East India Company

What’s in a Name: The Death of the English Civil War

Martyn Bennett examines how the terminology we use about the great conflict of the mid-seventeenth century reflects and reinforces the interpretations we make.

"Cromwell at Dunbar", by Andrew Carrick GowThe enduring symbol of the crisis which gripped the British Isles during the middle of the seventeenth century is the name given to it, 'The English Civil War'. Yet this symbol is itself problematic and can even act as a barrier to a clear understanding of what happened in that turbulent century. It may be argued that calling the conflict the English Civil War limits the scope of our perceptions. By labelling it an English event, we can marginalise Scotland and Ireland and perhaps even ignore Wales altogether. Yet all four nations were involved in the rebellions, wars and revolutions that made up the period.
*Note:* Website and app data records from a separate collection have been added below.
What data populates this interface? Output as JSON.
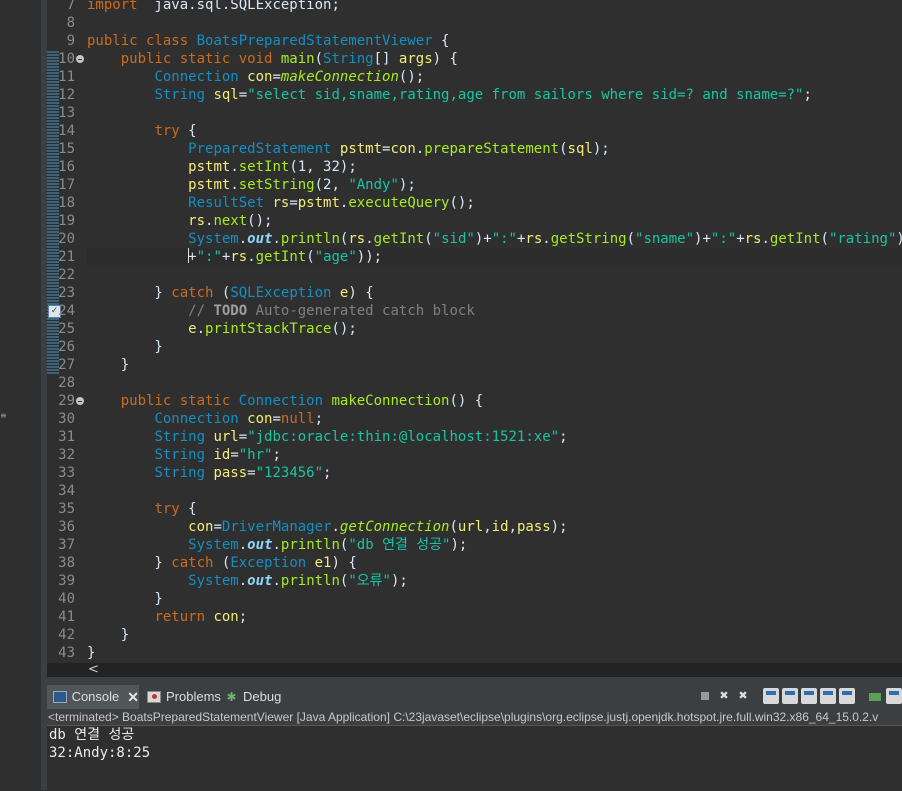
{
  "editor": {
    "lines": [
      {
        "n": "7",
        "t": [
          [
            "kw",
            "import"
          ],
          [
            "",
            "  java.sql.SQLException;"
          ]
        ]
      },
      {
        "n": "8",
        "t": []
      },
      {
        "n": "9",
        "t": [
          [
            "kw",
            "public class"
          ],
          [
            "",
            " "
          ],
          [
            "ty",
            "BoatsPreparedStatementViewer"
          ],
          [
            "",
            " {"
          ]
        ]
      },
      {
        "n": "10",
        "fold": true,
        "qd": true,
        "t": [
          [
            "",
            "    "
          ],
          [
            "kw",
            "public static void"
          ],
          [
            "",
            " "
          ],
          [
            "mt",
            "main"
          ],
          [
            "",
            "("
          ],
          [
            "ty",
            "String"
          ],
          [
            "",
            "[] "
          ],
          [
            "va",
            "args"
          ],
          [
            "",
            ") {"
          ]
        ]
      },
      {
        "n": "11",
        "qd": true,
        "t": [
          [
            "",
            "        "
          ],
          [
            "ty",
            "Connection"
          ],
          [
            "",
            " "
          ],
          [
            "va",
            "con"
          ],
          [
            "",
            "="
          ],
          [
            "sm",
            "makeConnection"
          ],
          [
            "",
            "();"
          ]
        ]
      },
      {
        "n": "12",
        "qd": true,
        "t": [
          [
            "",
            "        "
          ],
          [
            "ty",
            "String"
          ],
          [
            "",
            " "
          ],
          [
            "va",
            "sql"
          ],
          [
            "",
            "="
          ],
          [
            "st",
            "\"select sid,sname,rating,age from sailors where sid=? and sname=?\""
          ],
          [
            "",
            ";"
          ]
        ]
      },
      {
        "n": "13",
        "qd": true,
        "t": []
      },
      {
        "n": "14",
        "qd": true,
        "t": [
          [
            "",
            "        "
          ],
          [
            "kw",
            "try"
          ],
          [
            "",
            " {"
          ]
        ]
      },
      {
        "n": "15",
        "qd": true,
        "t": [
          [
            "",
            "            "
          ],
          [
            "ty",
            "PreparedStatement"
          ],
          [
            "",
            " "
          ],
          [
            "va",
            "pstmt"
          ],
          [
            "",
            "="
          ],
          [
            "va",
            "con"
          ],
          [
            "",
            "."
          ],
          [
            "mt",
            "prepareStatement"
          ],
          [
            "",
            "("
          ],
          [
            "va",
            "sql"
          ],
          [
            "",
            ");"
          ]
        ]
      },
      {
        "n": "16",
        "qd": true,
        "t": [
          [
            "",
            "            "
          ],
          [
            "va",
            "pstmt"
          ],
          [
            "",
            "."
          ],
          [
            "mt",
            "setInt"
          ],
          [
            "",
            "(1, 32);"
          ]
        ]
      },
      {
        "n": "17",
        "qd": true,
        "t": [
          [
            "",
            "            "
          ],
          [
            "va",
            "pstmt"
          ],
          [
            "",
            "."
          ],
          [
            "mt",
            "setString"
          ],
          [
            "",
            "(2, "
          ],
          [
            "st",
            "\"Andy\""
          ],
          [
            "",
            ");"
          ]
        ]
      },
      {
        "n": "18",
        "qd": true,
        "t": [
          [
            "",
            "            "
          ],
          [
            "ty",
            "ResultSet"
          ],
          [
            "",
            " "
          ],
          [
            "va",
            "rs"
          ],
          [
            "",
            "="
          ],
          [
            "va",
            "pstmt"
          ],
          [
            "",
            "."
          ],
          [
            "mt",
            "executeQuery"
          ],
          [
            "",
            "();"
          ]
        ]
      },
      {
        "n": "19",
        "qd": true,
        "t": [
          [
            "",
            "            "
          ],
          [
            "va",
            "rs"
          ],
          [
            "",
            "."
          ],
          [
            "mt",
            "next"
          ],
          [
            "",
            "();"
          ]
        ]
      },
      {
        "n": "20",
        "qd": true,
        "t": [
          [
            "",
            "            "
          ],
          [
            "ty",
            "System"
          ],
          [
            "",
            "."
          ],
          [
            "fi",
            "out"
          ],
          [
            "",
            "."
          ],
          [
            "mt",
            "println"
          ],
          [
            "",
            "("
          ],
          [
            "va",
            "rs"
          ],
          [
            "",
            "."
          ],
          [
            "mt",
            "getInt"
          ],
          [
            "",
            "("
          ],
          [
            "st",
            "\"sid\""
          ],
          [
            "",
            ")+"
          ],
          [
            "st",
            "\":\""
          ],
          [
            "",
            "+"
          ],
          [
            "va",
            "rs"
          ],
          [
            "",
            "."
          ],
          [
            "mt",
            "getString"
          ],
          [
            "",
            "("
          ],
          [
            "st",
            "\"sname\""
          ],
          [
            "",
            ")+"
          ],
          [
            "st",
            "\":\""
          ],
          [
            "",
            "+"
          ],
          [
            "va",
            "rs"
          ],
          [
            "",
            "."
          ],
          [
            "mt",
            "getInt"
          ],
          [
            "",
            "("
          ],
          [
            "st",
            "\"rating\""
          ],
          [
            "",
            ")"
          ]
        ]
      },
      {
        "n": "21",
        "qd": true,
        "current": true,
        "t": [
          [
            "",
            "            "
          ],
          [
            "caret",
            ""
          ],
          [
            "",
            "+"
          ],
          [
            "st",
            "\":\""
          ],
          [
            "",
            "+"
          ],
          [
            "va",
            "rs"
          ],
          [
            "",
            "."
          ],
          [
            "mt",
            "getInt"
          ],
          [
            "",
            "("
          ],
          [
            "st",
            "\"age\""
          ],
          [
            "",
            "));"
          ]
        ]
      },
      {
        "n": "22",
        "qd": true,
        "t": []
      },
      {
        "n": "23",
        "qd": true,
        "t": [
          [
            "",
            "        } "
          ],
          [
            "kw",
            "catch"
          ],
          [
            "",
            " ("
          ],
          [
            "ty",
            "SQLException"
          ],
          [
            "",
            " "
          ],
          [
            "va",
            "e"
          ],
          [
            "",
            ") {"
          ]
        ]
      },
      {
        "n": "24",
        "qd": true,
        "task": true,
        "t": [
          [
            "",
            "            "
          ],
          [
            "cm",
            "// "
          ],
          [
            "td",
            "TODO"
          ],
          [
            "cm",
            " Auto-generated catch block"
          ]
        ]
      },
      {
        "n": "25",
        "qd": true,
        "t": [
          [
            "",
            "            "
          ],
          [
            "va",
            "e"
          ],
          [
            "",
            "."
          ],
          [
            "mt",
            "printStackTrace"
          ],
          [
            "",
            "();"
          ]
        ]
      },
      {
        "n": "26",
        "qd": true,
        "t": [
          [
            "",
            "        }"
          ]
        ]
      },
      {
        "n": "27",
        "qd": true,
        "t": [
          [
            "",
            "    }"
          ]
        ]
      },
      {
        "n": "28",
        "t": []
      },
      {
        "n": "29",
        "fold": true,
        "t": [
          [
            "",
            "    "
          ],
          [
            "kw",
            "public static"
          ],
          [
            "",
            " "
          ],
          [
            "ty",
            "Connection"
          ],
          [
            "",
            " "
          ],
          [
            "mt",
            "makeConnection"
          ],
          [
            "",
            "() {"
          ]
        ]
      },
      {
        "n": "30",
        "t": [
          [
            "",
            "        "
          ],
          [
            "ty",
            "Connection"
          ],
          [
            "",
            " "
          ],
          [
            "va",
            "con"
          ],
          [
            "",
            "="
          ],
          [
            "kw",
            "null"
          ],
          [
            "",
            ";"
          ]
        ]
      },
      {
        "n": "31",
        "t": [
          [
            "",
            "        "
          ],
          [
            "ty",
            "String"
          ],
          [
            "",
            " "
          ],
          [
            "va",
            "url"
          ],
          [
            "",
            "="
          ],
          [
            "st",
            "\"jdbc:oracle:thin:@localhost:1521:xe\""
          ],
          [
            "",
            ";"
          ]
        ]
      },
      {
        "n": "32",
        "t": [
          [
            "",
            "        "
          ],
          [
            "ty",
            "String"
          ],
          [
            "",
            " "
          ],
          [
            "va",
            "id"
          ],
          [
            "",
            "="
          ],
          [
            "st",
            "\"hr\""
          ],
          [
            "",
            ";"
          ]
        ]
      },
      {
        "n": "33",
        "t": [
          [
            "",
            "        "
          ],
          [
            "ty",
            "String"
          ],
          [
            "",
            " "
          ],
          [
            "va",
            "pass"
          ],
          [
            "",
            "="
          ],
          [
            "st",
            "\"123456\""
          ],
          [
            "",
            ";"
          ]
        ]
      },
      {
        "n": "34",
        "t": []
      },
      {
        "n": "35",
        "t": [
          [
            "",
            "        "
          ],
          [
            "kw",
            "try"
          ],
          [
            "",
            " {"
          ]
        ]
      },
      {
        "n": "36",
        "t": [
          [
            "",
            "            "
          ],
          [
            "va",
            "con"
          ],
          [
            "",
            "="
          ],
          [
            "ty",
            "DriverManager"
          ],
          [
            "",
            "."
          ],
          [
            "sm",
            "getConnection"
          ],
          [
            "",
            "("
          ],
          [
            "va",
            "url"
          ],
          [
            "",
            ","
          ],
          [
            "va",
            "id"
          ],
          [
            "",
            ","
          ],
          [
            "va",
            "pass"
          ],
          [
            "",
            ");"
          ]
        ]
      },
      {
        "n": "37",
        "t": [
          [
            "",
            "            "
          ],
          [
            "ty",
            "System"
          ],
          [
            "",
            "."
          ],
          [
            "fi",
            "out"
          ],
          [
            "",
            "."
          ],
          [
            "mt",
            "println"
          ],
          [
            "",
            "("
          ],
          [
            "st",
            "\"db 연결 성공\""
          ],
          [
            "",
            ");"
          ]
        ]
      },
      {
        "n": "38",
        "t": [
          [
            "",
            "        } "
          ],
          [
            "kw",
            "catch"
          ],
          [
            "",
            " ("
          ],
          [
            "ty",
            "Exception"
          ],
          [
            "",
            " "
          ],
          [
            "va",
            "e1"
          ],
          [
            "",
            ") {"
          ]
        ]
      },
      {
        "n": "39",
        "t": [
          [
            "",
            "            "
          ],
          [
            "ty",
            "System"
          ],
          [
            "",
            "."
          ],
          [
            "fi",
            "out"
          ],
          [
            "",
            "."
          ],
          [
            "mt",
            "println"
          ],
          [
            "",
            "("
          ],
          [
            "st",
            "\"오류\""
          ],
          [
            "",
            ");"
          ]
        ]
      },
      {
        "n": "40",
        "t": [
          [
            "",
            "        }"
          ]
        ]
      },
      {
        "n": "41",
        "t": [
          [
            "",
            "        "
          ],
          [
            "kw",
            "return"
          ],
          [
            "",
            " "
          ],
          [
            "va",
            "con"
          ],
          [
            "",
            ";"
          ]
        ]
      },
      {
        "n": "42",
        "t": [
          [
            "",
            "    }"
          ]
        ]
      },
      {
        "n": "43",
        "t": [
          [
            "",
            "}"
          ]
        ]
      }
    ]
  },
  "hscroll": {
    "arrow_label": "<"
  },
  "console_view": {
    "tabs": [
      {
        "label": "Console",
        "icon": "console-icon",
        "active": true
      },
      {
        "label": "Problems",
        "icon": "problems-icon"
      },
      {
        "label": "Debug",
        "icon": "debug-icon"
      }
    ],
    "close_glyph": "✕",
    "status": "<terminated> BoatsPreparedStatementViewer [Java Application] C:\\23javaset\\eclipse\\plugins\\org.eclipse.justj.openjdk.hotspot.jre.full.win32.x86_64_15.0.2.v",
    "output_lines": [
      "db 연결 성공",
      "32:Andy:8:25"
    ]
  },
  "colors": {
    "background": "#2f2f2f",
    "keyword": "#cc6c1d",
    "type": "#1290c3",
    "method": "#a7ec21",
    "string": "#17c6a3",
    "variable": "#f3ec79",
    "field": "#8dd9fc",
    "comment": "#808080"
  }
}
Want the full article and website archive access?

Subscribe now

Already a member? Log in now

 

The History Today Newsletter

Sign up for our free weekly email

X